# BRIEF:
The answer must be one number: how many lines below contain the word "Diffuse".

# GIVEN RECORDS:
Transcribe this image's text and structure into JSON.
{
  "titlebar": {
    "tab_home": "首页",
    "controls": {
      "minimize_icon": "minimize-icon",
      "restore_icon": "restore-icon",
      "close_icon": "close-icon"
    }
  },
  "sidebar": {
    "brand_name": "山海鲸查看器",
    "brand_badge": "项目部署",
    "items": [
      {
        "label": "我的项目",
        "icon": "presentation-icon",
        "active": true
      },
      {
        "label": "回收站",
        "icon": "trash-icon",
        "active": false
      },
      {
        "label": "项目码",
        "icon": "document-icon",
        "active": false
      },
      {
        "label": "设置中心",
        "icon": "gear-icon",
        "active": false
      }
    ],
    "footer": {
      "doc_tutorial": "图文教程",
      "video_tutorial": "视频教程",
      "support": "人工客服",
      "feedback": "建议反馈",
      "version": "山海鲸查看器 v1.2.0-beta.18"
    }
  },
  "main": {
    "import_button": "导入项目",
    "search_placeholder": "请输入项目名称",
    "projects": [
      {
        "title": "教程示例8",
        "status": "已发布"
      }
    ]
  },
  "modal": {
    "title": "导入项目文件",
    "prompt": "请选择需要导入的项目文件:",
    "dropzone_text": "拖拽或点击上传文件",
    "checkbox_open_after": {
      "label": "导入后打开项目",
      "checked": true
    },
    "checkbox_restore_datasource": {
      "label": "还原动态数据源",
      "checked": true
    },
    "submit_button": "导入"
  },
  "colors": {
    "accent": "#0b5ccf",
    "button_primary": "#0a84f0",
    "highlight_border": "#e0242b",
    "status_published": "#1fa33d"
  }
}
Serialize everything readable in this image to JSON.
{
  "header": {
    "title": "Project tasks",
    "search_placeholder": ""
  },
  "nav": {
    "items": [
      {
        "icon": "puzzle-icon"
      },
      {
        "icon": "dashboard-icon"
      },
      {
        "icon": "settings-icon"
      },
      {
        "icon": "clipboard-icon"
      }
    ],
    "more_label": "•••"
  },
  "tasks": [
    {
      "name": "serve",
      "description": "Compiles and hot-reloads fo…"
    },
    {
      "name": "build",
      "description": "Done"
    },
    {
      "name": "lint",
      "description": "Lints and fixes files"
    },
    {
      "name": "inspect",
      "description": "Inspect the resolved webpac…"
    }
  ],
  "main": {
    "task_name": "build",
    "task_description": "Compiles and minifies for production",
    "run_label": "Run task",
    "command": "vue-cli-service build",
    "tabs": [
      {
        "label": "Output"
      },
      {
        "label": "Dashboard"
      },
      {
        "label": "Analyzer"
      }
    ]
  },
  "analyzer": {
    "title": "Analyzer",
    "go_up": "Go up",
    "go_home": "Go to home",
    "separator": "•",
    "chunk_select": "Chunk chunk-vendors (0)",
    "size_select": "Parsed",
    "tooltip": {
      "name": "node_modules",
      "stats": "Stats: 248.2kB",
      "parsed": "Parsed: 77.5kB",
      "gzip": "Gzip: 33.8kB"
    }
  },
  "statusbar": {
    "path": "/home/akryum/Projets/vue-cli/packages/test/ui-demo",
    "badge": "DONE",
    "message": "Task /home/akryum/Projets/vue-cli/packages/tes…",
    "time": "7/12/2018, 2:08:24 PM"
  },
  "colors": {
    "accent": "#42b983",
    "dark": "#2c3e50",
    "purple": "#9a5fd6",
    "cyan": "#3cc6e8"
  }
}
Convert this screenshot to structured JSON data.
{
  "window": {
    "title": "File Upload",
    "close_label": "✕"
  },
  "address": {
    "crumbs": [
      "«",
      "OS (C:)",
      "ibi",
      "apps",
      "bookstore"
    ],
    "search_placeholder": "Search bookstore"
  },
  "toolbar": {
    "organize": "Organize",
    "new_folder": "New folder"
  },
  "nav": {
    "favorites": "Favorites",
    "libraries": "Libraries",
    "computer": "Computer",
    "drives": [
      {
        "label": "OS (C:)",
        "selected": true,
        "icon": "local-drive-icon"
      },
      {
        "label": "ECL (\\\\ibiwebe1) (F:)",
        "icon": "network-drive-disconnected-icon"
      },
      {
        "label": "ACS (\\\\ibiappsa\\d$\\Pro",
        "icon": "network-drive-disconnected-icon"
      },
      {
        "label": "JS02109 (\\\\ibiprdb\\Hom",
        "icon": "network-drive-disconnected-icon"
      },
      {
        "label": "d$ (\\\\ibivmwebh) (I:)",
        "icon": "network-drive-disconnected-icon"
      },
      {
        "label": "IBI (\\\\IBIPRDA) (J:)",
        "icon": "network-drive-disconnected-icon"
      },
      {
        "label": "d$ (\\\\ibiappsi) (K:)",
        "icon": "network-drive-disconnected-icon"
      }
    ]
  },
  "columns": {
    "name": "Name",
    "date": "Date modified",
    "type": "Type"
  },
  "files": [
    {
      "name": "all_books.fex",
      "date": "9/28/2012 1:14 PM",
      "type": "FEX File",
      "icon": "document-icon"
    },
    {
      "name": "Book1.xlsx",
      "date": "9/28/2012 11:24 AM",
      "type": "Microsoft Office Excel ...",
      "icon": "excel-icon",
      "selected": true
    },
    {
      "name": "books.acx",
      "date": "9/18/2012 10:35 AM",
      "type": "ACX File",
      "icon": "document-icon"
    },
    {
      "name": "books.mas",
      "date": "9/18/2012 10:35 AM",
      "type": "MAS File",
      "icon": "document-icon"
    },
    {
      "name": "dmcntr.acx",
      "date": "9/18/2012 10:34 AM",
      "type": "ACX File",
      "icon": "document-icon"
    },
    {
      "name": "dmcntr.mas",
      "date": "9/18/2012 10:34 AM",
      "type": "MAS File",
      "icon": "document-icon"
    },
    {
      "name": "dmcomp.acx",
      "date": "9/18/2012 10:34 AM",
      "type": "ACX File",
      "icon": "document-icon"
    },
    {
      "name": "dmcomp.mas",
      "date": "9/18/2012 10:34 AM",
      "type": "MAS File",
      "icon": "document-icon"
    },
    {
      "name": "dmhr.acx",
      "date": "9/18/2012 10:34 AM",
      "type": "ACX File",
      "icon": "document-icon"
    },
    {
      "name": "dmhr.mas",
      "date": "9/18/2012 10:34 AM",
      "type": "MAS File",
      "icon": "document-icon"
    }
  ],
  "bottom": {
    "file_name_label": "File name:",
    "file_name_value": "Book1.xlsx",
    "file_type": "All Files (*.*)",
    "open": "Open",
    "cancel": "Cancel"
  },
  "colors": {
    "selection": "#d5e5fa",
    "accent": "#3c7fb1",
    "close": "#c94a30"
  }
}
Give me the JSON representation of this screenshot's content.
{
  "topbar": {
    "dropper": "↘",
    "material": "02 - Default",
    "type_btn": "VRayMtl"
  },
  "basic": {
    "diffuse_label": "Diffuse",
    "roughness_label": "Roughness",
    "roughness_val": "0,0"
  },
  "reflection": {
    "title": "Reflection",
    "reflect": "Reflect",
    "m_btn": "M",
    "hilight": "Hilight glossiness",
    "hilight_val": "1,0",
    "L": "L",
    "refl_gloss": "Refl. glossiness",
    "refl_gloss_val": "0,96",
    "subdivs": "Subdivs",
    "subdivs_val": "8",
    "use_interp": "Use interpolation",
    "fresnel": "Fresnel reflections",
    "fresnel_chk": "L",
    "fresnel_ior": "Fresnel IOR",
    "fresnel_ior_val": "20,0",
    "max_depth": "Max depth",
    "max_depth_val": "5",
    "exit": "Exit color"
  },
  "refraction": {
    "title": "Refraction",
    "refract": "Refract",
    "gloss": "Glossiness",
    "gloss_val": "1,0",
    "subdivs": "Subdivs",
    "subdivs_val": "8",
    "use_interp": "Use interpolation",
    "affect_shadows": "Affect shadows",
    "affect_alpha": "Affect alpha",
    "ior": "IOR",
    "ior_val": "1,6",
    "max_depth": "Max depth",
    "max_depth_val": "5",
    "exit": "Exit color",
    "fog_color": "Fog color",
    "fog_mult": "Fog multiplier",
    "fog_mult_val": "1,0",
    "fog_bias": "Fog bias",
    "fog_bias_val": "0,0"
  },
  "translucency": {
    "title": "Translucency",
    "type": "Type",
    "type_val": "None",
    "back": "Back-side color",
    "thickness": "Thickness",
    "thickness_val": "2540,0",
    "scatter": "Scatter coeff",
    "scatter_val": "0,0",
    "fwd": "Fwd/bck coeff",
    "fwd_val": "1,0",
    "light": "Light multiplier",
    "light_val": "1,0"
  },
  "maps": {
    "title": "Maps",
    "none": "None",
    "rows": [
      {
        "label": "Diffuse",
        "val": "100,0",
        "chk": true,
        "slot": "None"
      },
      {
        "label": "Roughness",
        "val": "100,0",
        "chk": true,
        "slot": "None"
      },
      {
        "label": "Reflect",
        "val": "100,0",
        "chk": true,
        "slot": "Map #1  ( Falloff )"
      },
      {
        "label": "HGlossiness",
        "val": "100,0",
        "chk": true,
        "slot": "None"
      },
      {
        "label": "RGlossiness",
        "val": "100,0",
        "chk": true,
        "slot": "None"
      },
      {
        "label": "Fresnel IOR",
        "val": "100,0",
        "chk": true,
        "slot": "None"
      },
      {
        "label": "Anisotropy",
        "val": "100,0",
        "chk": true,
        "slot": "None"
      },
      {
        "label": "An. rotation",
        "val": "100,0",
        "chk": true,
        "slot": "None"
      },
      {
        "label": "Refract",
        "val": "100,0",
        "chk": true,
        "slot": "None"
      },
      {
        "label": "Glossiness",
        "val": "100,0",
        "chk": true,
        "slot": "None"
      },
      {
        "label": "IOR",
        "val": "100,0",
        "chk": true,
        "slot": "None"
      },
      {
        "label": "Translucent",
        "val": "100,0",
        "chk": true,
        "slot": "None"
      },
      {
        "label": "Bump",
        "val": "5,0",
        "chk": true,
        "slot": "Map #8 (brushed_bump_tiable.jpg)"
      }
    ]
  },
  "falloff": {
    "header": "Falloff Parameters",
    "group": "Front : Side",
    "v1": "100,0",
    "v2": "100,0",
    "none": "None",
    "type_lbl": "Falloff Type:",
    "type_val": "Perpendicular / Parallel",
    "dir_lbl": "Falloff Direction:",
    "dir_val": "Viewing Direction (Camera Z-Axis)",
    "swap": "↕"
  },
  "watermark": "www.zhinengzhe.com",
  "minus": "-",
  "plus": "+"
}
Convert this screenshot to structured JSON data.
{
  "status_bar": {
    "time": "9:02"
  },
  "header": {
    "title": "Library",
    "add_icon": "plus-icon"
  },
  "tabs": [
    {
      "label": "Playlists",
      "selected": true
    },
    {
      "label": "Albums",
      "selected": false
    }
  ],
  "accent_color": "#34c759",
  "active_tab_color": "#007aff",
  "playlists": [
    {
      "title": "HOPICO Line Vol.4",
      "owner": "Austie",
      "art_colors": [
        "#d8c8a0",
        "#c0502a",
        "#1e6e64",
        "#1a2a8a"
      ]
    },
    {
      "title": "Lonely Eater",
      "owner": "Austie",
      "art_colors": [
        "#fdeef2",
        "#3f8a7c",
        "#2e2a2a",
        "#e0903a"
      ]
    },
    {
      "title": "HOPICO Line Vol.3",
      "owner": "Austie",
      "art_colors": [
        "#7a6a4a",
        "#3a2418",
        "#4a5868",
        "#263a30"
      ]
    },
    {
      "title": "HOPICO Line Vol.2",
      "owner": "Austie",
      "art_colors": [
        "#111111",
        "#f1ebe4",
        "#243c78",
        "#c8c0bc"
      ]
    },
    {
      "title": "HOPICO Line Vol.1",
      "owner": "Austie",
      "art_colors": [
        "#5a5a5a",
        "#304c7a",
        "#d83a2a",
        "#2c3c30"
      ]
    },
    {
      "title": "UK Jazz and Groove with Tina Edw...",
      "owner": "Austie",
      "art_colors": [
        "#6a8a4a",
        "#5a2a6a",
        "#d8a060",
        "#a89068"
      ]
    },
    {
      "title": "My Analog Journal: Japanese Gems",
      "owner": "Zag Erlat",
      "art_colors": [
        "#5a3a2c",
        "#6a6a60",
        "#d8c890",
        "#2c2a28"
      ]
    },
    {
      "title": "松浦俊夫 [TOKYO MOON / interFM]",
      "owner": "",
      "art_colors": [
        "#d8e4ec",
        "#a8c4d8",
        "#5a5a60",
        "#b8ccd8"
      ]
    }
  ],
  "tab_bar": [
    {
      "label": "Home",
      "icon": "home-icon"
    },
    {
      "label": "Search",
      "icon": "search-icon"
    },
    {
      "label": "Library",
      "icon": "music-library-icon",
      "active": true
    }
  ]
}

# EXERCISE ANSWER:
2